- Coren, Stanley, PhD, DSc, FSRC. “14 Dog Breeds Blacklisted by Insurance Companies.” Psychology Today. May 27, 2014. https://www.psychologytoday.com/us/blog/canine-corner/201405/14-dog-breeds-blacklisted-insurance-companies.
- Nolen, R. Scott. “The Dangerous Dog Debate.” American Veterinary Medical Association. Nov. 1, 2017. https://www.avma.org/news/javmanews/pages/171115a.aspx.
- McCarthy, Niell. “America’s Most Dangerous Dog Breeds [Infographic].” Forbes. Sept. 13, 2018. https://www.forbes.com/sites/niallmccarthy/2018/09/13/americas-most-dangerous-dog-breeds-infographic/#165736a062f8.
- “Position Statement on Pit Bulls.” ASPCA. https://www.aspca.org/about-us/aspca-policy-and-position-statements/position-statement-pit-bulls.
- “2017 Dog Bite Fatalities.” DogsBite.org. 2017. https://www.dogsbite.org/dog-bite-statistics-fatalities-2017.php.
- Hare, Brian, and Vanessa Woods. “Pit Bulls Are Chiller Than Chihuahuas.” Atlantic. Sept. 19, 2016. https://www.theatlantic.com/science/archive/2016/09/pit-bulls-are-chiller-than-chihuahuas/500558/.
- “Wolf-Dog Hybrids.” International Wolf Center. https://www.wolf.org/wolf-info/basic-wolf-info/wolves-and-humans/wolf-dog-hybrids/.

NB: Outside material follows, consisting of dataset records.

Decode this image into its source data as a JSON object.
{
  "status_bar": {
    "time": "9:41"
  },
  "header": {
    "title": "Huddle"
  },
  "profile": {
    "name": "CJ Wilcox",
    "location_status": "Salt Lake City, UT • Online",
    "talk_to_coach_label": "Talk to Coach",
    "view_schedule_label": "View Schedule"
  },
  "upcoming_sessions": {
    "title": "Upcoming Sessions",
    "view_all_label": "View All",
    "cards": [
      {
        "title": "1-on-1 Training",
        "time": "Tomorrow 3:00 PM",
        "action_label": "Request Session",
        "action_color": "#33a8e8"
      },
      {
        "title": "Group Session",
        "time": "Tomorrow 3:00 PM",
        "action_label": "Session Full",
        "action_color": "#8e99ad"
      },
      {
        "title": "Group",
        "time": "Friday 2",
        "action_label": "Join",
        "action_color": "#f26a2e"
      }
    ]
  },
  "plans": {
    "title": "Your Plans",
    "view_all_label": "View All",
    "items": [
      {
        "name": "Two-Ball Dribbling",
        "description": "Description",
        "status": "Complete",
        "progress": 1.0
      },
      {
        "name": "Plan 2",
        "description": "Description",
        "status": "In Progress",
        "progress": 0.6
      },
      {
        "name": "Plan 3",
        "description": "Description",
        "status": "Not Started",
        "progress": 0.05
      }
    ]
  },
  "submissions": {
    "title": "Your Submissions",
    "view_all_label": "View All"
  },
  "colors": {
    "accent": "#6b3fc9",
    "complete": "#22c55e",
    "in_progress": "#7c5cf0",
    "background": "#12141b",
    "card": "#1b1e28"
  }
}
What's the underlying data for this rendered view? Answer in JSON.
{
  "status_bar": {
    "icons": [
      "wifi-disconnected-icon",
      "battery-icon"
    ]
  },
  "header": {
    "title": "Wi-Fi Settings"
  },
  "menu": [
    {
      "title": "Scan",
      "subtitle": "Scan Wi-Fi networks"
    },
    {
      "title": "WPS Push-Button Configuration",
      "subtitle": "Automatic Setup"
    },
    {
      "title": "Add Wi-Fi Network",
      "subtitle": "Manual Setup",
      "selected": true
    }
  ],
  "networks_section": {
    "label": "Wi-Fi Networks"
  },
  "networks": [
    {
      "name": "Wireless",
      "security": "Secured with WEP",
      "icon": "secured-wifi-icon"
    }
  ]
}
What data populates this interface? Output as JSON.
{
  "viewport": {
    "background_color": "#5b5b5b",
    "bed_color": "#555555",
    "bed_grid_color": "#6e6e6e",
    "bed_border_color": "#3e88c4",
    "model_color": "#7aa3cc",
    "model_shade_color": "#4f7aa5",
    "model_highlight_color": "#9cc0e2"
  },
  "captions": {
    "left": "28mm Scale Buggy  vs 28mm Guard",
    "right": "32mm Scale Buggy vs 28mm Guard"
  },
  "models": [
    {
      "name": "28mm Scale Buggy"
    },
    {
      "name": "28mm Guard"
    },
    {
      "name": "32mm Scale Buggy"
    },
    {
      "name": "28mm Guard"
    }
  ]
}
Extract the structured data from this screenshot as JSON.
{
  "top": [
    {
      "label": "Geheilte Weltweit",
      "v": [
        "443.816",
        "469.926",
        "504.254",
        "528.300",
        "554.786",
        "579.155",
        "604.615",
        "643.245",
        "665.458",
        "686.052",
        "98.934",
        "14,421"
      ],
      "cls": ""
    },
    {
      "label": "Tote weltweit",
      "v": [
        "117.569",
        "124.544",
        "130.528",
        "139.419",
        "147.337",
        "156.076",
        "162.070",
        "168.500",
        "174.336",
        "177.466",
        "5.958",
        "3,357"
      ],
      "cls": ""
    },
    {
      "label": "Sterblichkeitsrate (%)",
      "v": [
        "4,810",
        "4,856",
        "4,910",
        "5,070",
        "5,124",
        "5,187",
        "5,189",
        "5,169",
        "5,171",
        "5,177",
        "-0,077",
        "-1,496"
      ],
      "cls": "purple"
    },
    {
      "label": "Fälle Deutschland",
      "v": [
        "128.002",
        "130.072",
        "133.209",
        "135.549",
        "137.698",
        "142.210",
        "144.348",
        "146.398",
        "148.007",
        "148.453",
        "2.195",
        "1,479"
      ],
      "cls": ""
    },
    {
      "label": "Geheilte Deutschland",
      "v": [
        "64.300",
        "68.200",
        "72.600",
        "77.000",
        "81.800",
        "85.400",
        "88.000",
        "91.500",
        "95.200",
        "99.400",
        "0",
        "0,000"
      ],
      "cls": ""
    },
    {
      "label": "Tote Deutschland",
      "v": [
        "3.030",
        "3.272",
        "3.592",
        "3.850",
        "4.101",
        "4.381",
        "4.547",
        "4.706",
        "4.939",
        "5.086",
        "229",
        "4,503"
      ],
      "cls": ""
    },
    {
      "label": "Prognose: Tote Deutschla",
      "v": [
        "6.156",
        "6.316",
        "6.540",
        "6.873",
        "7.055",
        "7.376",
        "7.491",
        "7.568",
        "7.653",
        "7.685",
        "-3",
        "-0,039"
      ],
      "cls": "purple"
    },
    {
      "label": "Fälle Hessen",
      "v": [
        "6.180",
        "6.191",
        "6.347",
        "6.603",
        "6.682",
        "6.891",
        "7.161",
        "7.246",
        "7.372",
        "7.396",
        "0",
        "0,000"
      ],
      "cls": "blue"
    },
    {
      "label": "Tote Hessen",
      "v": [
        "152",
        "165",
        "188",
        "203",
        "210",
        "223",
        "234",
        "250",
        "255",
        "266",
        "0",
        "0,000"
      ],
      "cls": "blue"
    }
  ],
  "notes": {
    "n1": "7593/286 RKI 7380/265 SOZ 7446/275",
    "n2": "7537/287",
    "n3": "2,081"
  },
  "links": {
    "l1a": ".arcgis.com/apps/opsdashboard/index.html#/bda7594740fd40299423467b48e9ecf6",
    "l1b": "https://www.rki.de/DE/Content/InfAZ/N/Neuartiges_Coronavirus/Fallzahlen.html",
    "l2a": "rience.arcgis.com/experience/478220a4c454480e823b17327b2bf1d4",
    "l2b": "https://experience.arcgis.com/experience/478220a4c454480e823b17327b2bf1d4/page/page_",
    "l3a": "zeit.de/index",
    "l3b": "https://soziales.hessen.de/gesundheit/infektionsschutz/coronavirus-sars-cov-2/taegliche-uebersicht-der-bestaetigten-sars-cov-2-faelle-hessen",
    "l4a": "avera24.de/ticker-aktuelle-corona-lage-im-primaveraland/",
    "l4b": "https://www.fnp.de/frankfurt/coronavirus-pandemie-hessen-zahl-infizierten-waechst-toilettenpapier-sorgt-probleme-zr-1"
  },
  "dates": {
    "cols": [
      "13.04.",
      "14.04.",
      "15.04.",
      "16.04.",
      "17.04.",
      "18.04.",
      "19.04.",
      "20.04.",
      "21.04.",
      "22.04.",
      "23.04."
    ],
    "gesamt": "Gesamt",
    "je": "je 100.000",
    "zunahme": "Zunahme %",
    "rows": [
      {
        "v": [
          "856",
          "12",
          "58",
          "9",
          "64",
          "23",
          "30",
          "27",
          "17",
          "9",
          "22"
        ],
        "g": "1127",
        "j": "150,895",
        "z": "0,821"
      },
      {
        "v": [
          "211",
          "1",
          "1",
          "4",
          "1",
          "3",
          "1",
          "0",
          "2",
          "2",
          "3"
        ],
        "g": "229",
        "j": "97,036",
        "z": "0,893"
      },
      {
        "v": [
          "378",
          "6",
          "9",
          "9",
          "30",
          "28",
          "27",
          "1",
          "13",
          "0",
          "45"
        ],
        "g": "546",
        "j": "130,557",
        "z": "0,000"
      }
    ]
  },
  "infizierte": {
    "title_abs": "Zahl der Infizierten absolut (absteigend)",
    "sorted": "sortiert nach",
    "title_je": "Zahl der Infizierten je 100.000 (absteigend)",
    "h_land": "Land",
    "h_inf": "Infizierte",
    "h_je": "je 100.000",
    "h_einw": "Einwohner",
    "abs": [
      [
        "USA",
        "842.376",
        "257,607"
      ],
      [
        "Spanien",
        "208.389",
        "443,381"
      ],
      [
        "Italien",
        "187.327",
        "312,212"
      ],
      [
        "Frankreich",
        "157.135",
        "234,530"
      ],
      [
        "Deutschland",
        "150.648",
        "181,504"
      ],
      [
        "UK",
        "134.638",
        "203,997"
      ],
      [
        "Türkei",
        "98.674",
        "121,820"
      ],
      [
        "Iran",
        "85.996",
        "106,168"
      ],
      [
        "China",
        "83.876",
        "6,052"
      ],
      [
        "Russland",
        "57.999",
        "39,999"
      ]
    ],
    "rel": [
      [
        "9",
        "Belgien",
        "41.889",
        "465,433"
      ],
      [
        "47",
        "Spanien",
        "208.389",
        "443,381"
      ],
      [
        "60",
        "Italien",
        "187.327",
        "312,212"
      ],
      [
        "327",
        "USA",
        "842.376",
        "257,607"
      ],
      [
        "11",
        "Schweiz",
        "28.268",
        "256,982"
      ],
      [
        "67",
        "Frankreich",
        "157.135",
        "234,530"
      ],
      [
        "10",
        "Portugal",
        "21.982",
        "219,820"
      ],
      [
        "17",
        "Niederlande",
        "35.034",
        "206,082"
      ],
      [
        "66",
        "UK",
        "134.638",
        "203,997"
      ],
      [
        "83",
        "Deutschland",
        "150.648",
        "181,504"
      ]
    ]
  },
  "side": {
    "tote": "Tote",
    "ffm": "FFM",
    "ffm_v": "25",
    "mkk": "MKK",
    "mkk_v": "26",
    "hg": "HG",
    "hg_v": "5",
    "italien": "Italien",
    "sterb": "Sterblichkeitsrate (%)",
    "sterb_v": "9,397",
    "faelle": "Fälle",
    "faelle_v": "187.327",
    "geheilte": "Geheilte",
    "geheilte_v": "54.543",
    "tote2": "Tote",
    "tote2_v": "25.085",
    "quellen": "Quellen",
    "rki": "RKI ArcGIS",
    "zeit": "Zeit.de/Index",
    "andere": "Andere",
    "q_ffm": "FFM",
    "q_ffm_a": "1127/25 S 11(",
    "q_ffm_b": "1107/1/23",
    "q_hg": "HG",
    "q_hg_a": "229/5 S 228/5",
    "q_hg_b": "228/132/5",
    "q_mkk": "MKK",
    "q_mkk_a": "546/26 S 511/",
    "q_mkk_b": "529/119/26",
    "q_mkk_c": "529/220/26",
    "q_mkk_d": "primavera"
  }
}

- Duffy, Deborah L., PhD, Yuying Hsu, PhD, and James A. Serpell, PhD. “Breed Differences in Canine Aggression.” Applied Animal Behaviour Science 114, no. 3–4 (Dec. 1, 2008): 441–460. https://www.sciencedirect.com/science/article/abs/pii/S0168159108001147.